There are two main classifications of curtain wall systems: unitized curtain walls and stick-built systems. Unitized systems are composed of large pre-fabricated units that are erected on the building’s facade. In contrast, stick-built curtain walls are installed piece by piece.
In essence, the key distinctions between these systems lie in their installation methods and, often, their manufacturing techniques. Unitized systems involve the construction and insulation of large units at the manufacturing site, which are then transported and assembled on-site. On the other hand, stick-built systems involve the construction of individual components directly at the work site.

Unitized Curtain Systems

Unitized curtain systems consist of large glass units that are manufactured and glazed within a controlled factory environment before being transported to the construction site. Once on-site, these units can be easily lifted and attached to anchors on the building. This type of system is known for its high quality, achieved through precise fabrication tolerances in a climate-controlled setting. A notable advantage of unitized systems is the speed of installation, as there is no need for on-site glazing.

Compared to stick-built systems, unitized systems can be installed in approximately one-third of the time. This makes them particularly suitable for projects requiring a large number of prefabricated unitized panels and where field labor costs are higher, thus enabling the shift of labor to a more cost-effective factory workforce. Additionally, unitized systems offer enhanced performance in terms of wind loads, air/moisture protection, seismic and blast resistance. They are well-suited for taller structures and projects with more regular conditions that allow for panel optimization.

Stick Built Glass System

If your project doesn’t meet the criteria for a unitized system, the alternative option is to opt for a stick-built system, which is the most common method for installing low to mid-rise curtain walls. In stick-built systems, elongated aluminum pieces (referred to as “sticks”) are inserted vertically between floors and horizontally between vertical members to provide support and transfer the load of the glass back to the structure.

The majority of the assembly and glazing work for stick-built systems takes place on-site. One advantage of stick-built systems is their cost-effectiveness for facades that require lower volumes and involve complex conditions. Lead times for fabricated materials to be delivered to the site are typically shorter compared to unitized systems, and upfront staging requirements are reduced. In contrast, unitized systems may require six months to a year for this process.

However, the trade-off is that on-site installation for stick-built systems takes longer to complete.

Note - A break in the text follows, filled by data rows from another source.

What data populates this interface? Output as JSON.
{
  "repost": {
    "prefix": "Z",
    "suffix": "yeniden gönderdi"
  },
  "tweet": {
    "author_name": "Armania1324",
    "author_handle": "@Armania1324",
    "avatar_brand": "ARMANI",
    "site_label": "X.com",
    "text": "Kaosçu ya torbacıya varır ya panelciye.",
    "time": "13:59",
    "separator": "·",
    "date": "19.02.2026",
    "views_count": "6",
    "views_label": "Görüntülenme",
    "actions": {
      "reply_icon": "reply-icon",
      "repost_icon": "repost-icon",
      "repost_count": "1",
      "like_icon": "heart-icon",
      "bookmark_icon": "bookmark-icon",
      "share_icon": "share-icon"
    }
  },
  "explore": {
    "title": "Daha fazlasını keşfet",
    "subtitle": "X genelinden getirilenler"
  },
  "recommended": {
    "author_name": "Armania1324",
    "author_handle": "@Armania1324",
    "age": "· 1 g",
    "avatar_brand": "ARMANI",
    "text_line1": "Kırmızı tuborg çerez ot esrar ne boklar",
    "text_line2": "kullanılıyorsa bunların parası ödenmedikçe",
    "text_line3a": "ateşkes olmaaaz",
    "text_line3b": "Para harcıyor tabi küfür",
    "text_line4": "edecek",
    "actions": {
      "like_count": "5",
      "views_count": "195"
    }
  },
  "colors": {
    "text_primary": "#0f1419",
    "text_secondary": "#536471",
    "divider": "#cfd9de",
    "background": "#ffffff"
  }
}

Additionally, a significant amount of space is necessary for material storage and installation on-site, which can pose challenges in high-traffic cities with limited job site area.